Angus Wilson: As If By Magic
There are three ways of writing a 60s novel. You can either treat the Sixties totally seriously. This, of course, is a recipe for disaster. Just ask Richard Brautigan or even Norman Mailer. You can mock the Sixties like Terry Southern. And you can use the Sixties, even wallow in the Sixties, to make your point à la Pynchon or Burroughs. Unfortunately, in this novel, Wilson is not quite sure what he wants to do, only that he wants to write a Sixties novel. Wilson’s initial approach is the not very original one of pitting the Lawrentian (as in D H Lawrence) view of the world against the Tolkien – earthy sex against magic.
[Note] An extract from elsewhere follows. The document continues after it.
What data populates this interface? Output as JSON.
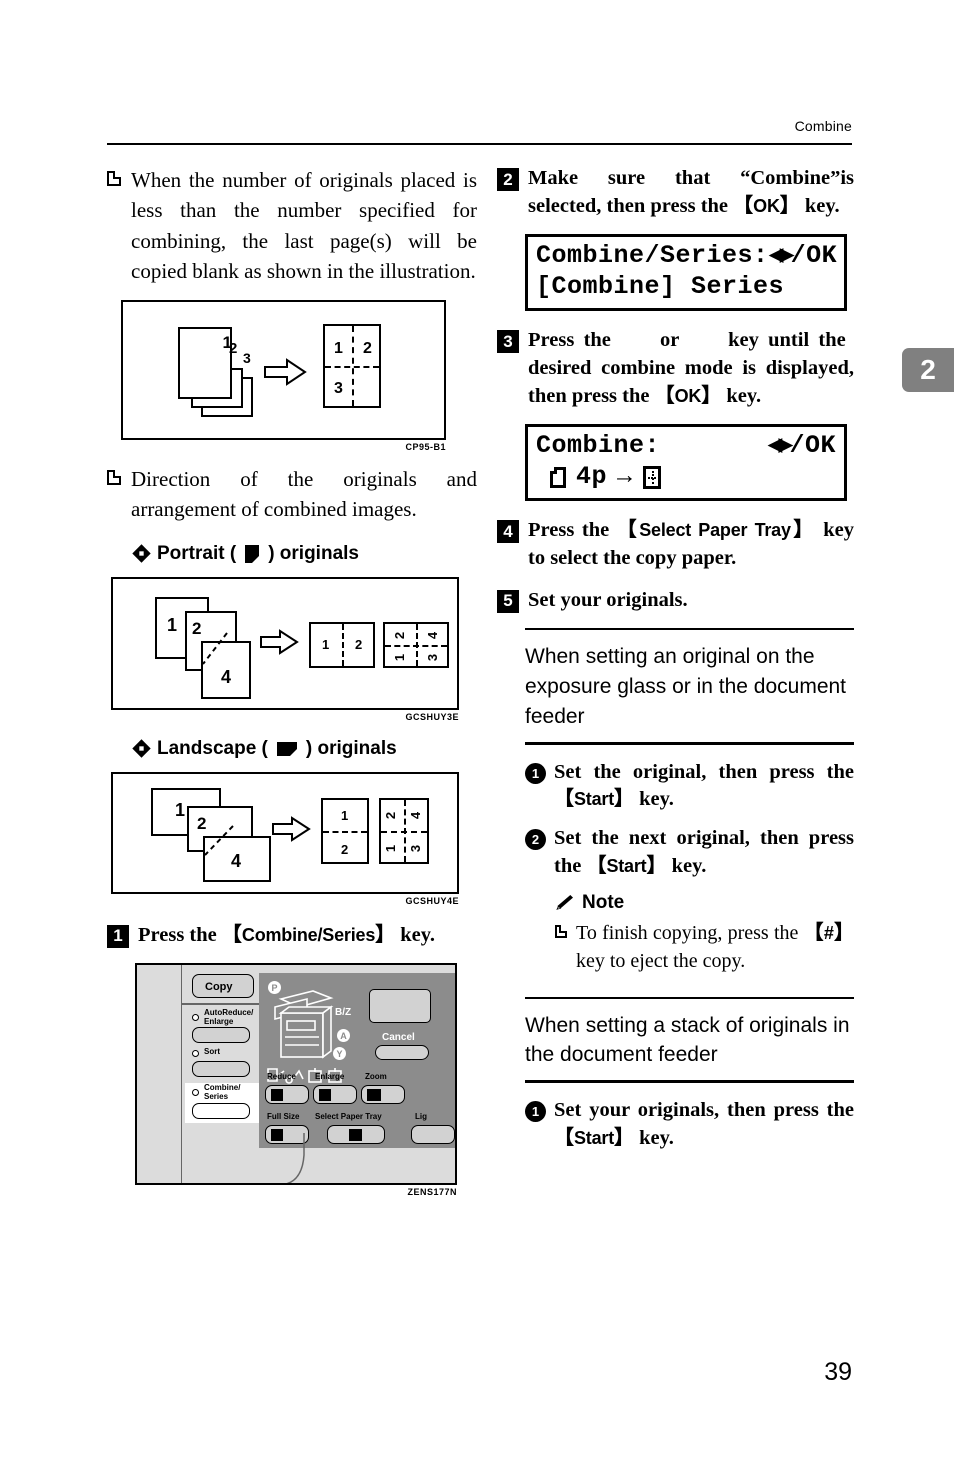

The story concerns Hamo Langmuir, sort of in the magic corner (he is a plant geneticist and the creator of a Green Revolution crop called, inevitably, Magic). His story is that he is travelling round the world on a sort of goodwill tour for Magic. Most of his trip is spent in getting into scrapes based on cultural differences, often, though not always, associated with his homosexual desires for the attractive young men of the Far East. On the sort of Lawrentian side is his god-daughter (niece of his erstwhile lover, Leslie), Alexandra. She is meant to be a child of the Sixties, very anti-parents, often depressed and sharing two men à la Women in Love. When she has a child by one of them, she does her Sixties visit-the-ashrams-of-Morocco-and-India tour, where, like her godfather, she has her own cultural problems. Inevitably, the two meet up (in Goa) and there is a crisis and Alexandra, at least, ends up living more or less happily and magic-free ever after.
It is a brave attempt – the attempt to do the Lawrence-Tolkien clash and to do a sort of tour through the Sixties. But it really does not work at all. I got the feeling that Wilson sort of lost interest in the Lawrence-Tolkien clash halfway through, only coming back to it at the end. In fact he seemed more interested in Hamo’s erotic chase after the beautiful young men of Asia. Asides on the Green Revolution and other Sixties phenomena now seem dated and quaint. Frankly, Wilson was not a Sixties man.
First published 1973 by Secker & Warburg